Volunteers of America of Illinois
Founded in 1896, Volunteers of America of Illinois is one of the organization's oldest local offices. For over 123 years, Volunteers of America of Illinois has met the critical needs of children and families throughout the state with a variety of strength-based, child-centered and family-focused services designed to strengthen families, promote healthy development and ensure safety, permanency and well-being for children. Each year, Volunteers of America of Illinois serves approximately 500 children and families through a broad continuum of child welfare services including foster care, specialized foster care, kinship care, family reunification and adoption.
Nancy Hughes Moyer, President and CEO, Volunteers of America of Illinois: At Volunteers of America, the common thread of all of our programs, even though we're serving people of very different ages with very diverse needs is that every single person who's been touched by our services has a place to belong and a place to call home.
Home, it's not just about shelter. It's not just about having a place to put our things. Our home is that thing that gives us our sense of place in the world. It's the source of our dignity as people, and it's the thing that makes us feel safe and the thing that gives us our source of stability, so we can go out and accomplish big things and pursue our dreams. Finding people a home and a place to really be home is the foundation of everything that we do, even though we're doing it for very different kinds of people and for very different kinds of populations.
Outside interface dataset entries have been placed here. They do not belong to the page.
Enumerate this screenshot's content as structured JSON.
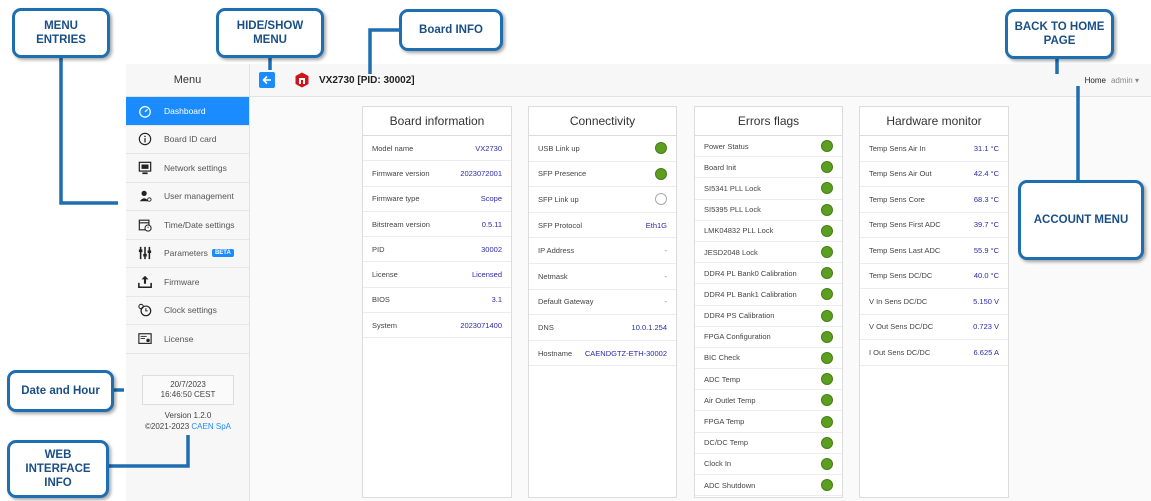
{
  "sidebar": {
    "header": "Menu",
    "items": [
      {
        "label": "Dashboard",
        "icon": "speedometer-icon",
        "active": true
      },
      {
        "label": "Board ID card",
        "icon": "info-icon"
      },
      {
        "label": "Network settings",
        "icon": "network-icon"
      },
      {
        "label": "User management",
        "icon": "user-icon"
      },
      {
        "label": "Time/Date settings",
        "icon": "calendar-clock-icon"
      },
      {
        "label": "Parameters",
        "icon": "sliders-icon",
        "badge": "BETA"
      },
      {
        "label": "Firmware",
        "icon": "upload-icon"
      },
      {
        "label": "Clock settings",
        "icon": "clock-icon"
      },
      {
        "label": "License",
        "icon": "license-icon"
      }
    ],
    "date": "20/7/2023",
    "time": "16:46:50 CEST",
    "version": "Version 1.2.0",
    "copyright_prefix": "©2021-2023",
    "company": "CAEN SpA"
  },
  "topbar": {
    "board_title": "VX2730 [PID: 30002]",
    "home_label": "Home",
    "user_label": "admin"
  },
  "cards": {
    "board_info": {
      "title": "Board information",
      "rows": [
        {
          "label": "Model name",
          "value": "VX2730"
        },
        {
          "label": "Firmware version",
          "value": "2023072001"
        },
        {
          "label": "Firmware type",
          "value": "Scope"
        },
        {
          "label": "Bitstream version",
          "value": "0.5.11"
        },
        {
          "label": "PID",
          "value": "30002"
        },
        {
          "label": "License",
          "value": "Licensed"
        },
        {
          "label": "BIOS",
          "value": "3.1"
        },
        {
          "label": "System",
          "value": "2023071400"
        }
      ]
    },
    "connectivity": {
      "title": "Connectivity",
      "rows": [
        {
          "label": "USB Link up",
          "status": "on"
        },
        {
          "label": "SFP Presence",
          "status": "on"
        },
        {
          "label": "SFP Link up",
          "status": "off"
        },
        {
          "label": "SFP Protocol",
          "value": "Eth1G"
        },
        {
          "label": "IP Address",
          "value": "-"
        },
        {
          "label": "Netmask",
          "value": "-"
        },
        {
          "label": "Default Gateway",
          "value": "-"
        },
        {
          "label": "DNS",
          "value": "10.0.1.254"
        },
        {
          "label": "Hostname",
          "value": "CAENDGTZ-ETH-30002"
        }
      ]
    },
    "errors": {
      "title": "Errors flags",
      "rows": [
        {
          "label": "Power Status"
        },
        {
          "label": "Board Init"
        },
        {
          "label": "SI5341 PLL Lock"
        },
        {
          "label": "SI5395 PLL Lock"
        },
        {
          "label": "LMK04832 PLL Lock"
        },
        {
          "label": "JESD2048 Lock"
        },
        {
          "label": "DDR4 PL Bank0 Calibration"
        },
        {
          "label": "DDR4 PL Bank1 Calibration"
        },
        {
          "label": "DDR4 PS Calibration"
        },
        {
          "label": "FPGA Configuration"
        },
        {
          "label": "BIC Check"
        },
        {
          "label": "ADC Temp"
        },
        {
          "label": "Air Outlet Temp"
        },
        {
          "label": "FPGA Temp"
        },
        {
          "label": "DC/DC Temp"
        },
        {
          "label": "Clock In"
        },
        {
          "label": "ADC Shutdown"
        }
      ]
    },
    "hardware": {
      "title": "Hardware monitor",
      "rows": [
        {
          "label": "Temp Sens Air In",
          "value": "31.1 °C"
        },
        {
          "label": "Temp Sens Air Out",
          "value": "42.4 °C"
        },
        {
          "label": "Temp Sens Core",
          "value": "68.3 °C"
        },
        {
          "label": "Temp Sens First ADC",
          "value": "39.7 °C"
        },
        {
          "label": "Temp Sens Last ADC",
          "value": "55.9 °C"
        },
        {
          "label": "Temp Sens DC/DC",
          "value": "40.0 °C"
        },
        {
          "label": "V In Sens DC/DC",
          "value": "5.150 V"
        },
        {
          "label": "V Out Sens DC/DC",
          "value": "0.723 V"
        },
        {
          "label": "I Out Sens DC/DC",
          "value": "6.625 A"
        }
      ]
    }
  },
  "callouts": {
    "menu_entries": "MENU ENTRIES",
    "hide_show": "HIDE/SHOW MENU",
    "board_info": "Board INFO",
    "back_home": "BACK TO HOME PAGE",
    "account_menu": "ACCOUNT MENU",
    "date_hour": "Date and Hour",
    "web_info": "WEB INTERFACE INFO"
  },
  "colors": {
    "accent": "#1a8cff",
    "status_on": "#5c9f20",
    "callout_border": "#1f6fb0",
    "value_text": "#2a2aa8"
  }
}
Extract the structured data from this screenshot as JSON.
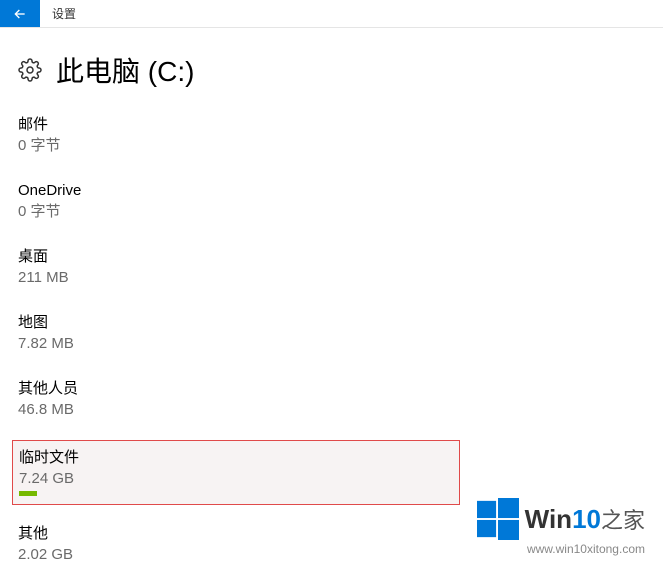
{
  "topbar": {
    "title": "设置"
  },
  "header": {
    "title": "此电脑 (C:)"
  },
  "storage": {
    "items": [
      {
        "label": "邮件",
        "size": "0 字节"
      },
      {
        "label": "OneDrive",
        "size": "0 字节"
      },
      {
        "label": "桌面",
        "size": "211 MB"
      },
      {
        "label": "地图",
        "size": "7.82 MB"
      },
      {
        "label": "其他人员",
        "size": "46.8 MB"
      },
      {
        "label": "临时文件",
        "size": "7.24 GB"
      },
      {
        "label": "其他",
        "size": "2.02 GB"
      }
    ]
  },
  "watermark": {
    "brand_prefix": "Win",
    "brand_accent": "10",
    "brand_suffix": "之家",
    "url": "www.win10xitong.com"
  }
}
Mrs. Gibbons: My definition of home is where the heart is. My heart is with my family, my beautiful daughter, my amazing husband.
Mr. Gibbons: I went in the Navy about, at the age of 19. Happy I served. Happy I got my honorable discharge and I served my country.
Mrs. Gibbons: Before we moved to Hope Manor, we were living in low income housing.
Mr. Gibbons: We had the crime around us and all the gangs and the drugs. We actually had shootings at night, where I had to tell my family, "Look, get down. They're shooting." Here, it's nice. We don't have that around here. It feels almost like you're back in the military. It's almost like being back in a little small military base or a military community. It's nice being around other veterans and peace. That's the most important thing for me, are peace, quietness, and a safe place for me and my family.
Elissa Besterwitch, Property Manager, Volunteers of America of Illinois: This is Willy. We are in his home right now. Willy has lived here since 2014. He's deaf and blind. He lost his sight at around the age of 15 and his hearing around the age of 21. He was really looking to regain his independence when he moved here.
Willy: How do you live living here? I love it. I love it. I love the staff, the apartment, the way it's set up. I love the residence, senior citizens. I like the security and I like the staff, how you're always trying to help residents, and trying to work to get there as a team, a family who support each other. I like that.
Nancy Harper, Client Support and Service Coordinator, Volunteers of America of Illinois:: I'm very in awe about ... He didn't let his disability drag him down at all. He has God in his life so much.
Willy: I love it here. Don't want to move. It's comfortable.
Kayla Farquhar, Foster Care Case Manger, Volunteers of America of Illinois: The Volunteers of America of Illinois has been in the foster car field for many, many years. In a perfect world, you would hope that parents are loving their children. I think it's sometimes just inability to. It's not that a parent doesn't want to. They just have maybe not been taught the tools or have dealt with so much trauma, they're no longer able to cope with it, and they're using destructive mechanisms to deal with that.
Romayne Pollard: My cousin was homeless. She's partially handicapped and she's also cognitively delayed. So, it was already determined that she probably would not be able to raise baby and we had a family plan in place. At the last minute, she changed her mind and that's how DCFS got involved. There was a hotline call made. I joined the Navy when I was 20. Just was seeing the world. But once I retired, I never imagined, never thought that I would be a foster parent. I wouldn't change it. I wouldn't change it. I had this tree planted the year that Dewey was born. So, that way we'll be able to watch this tree grown with Dewey.
Dan Kardatzke: Being a part and supportive an organization that not only provides people a place to call home, but also provides those services. That combination of both is unique, and a lot of times people are looking for to make sure that the donation they're providing, the support they're giving is going to really service and provide those services to the individuals in care. We have a very high percentage of our donations that come in that go back to our services, which is unique. A lot of non profits can't quite claim that in the same way that I believe Volunteers of America can. So, I always stress that the money that they're donating is going right to our services that people so desperately need.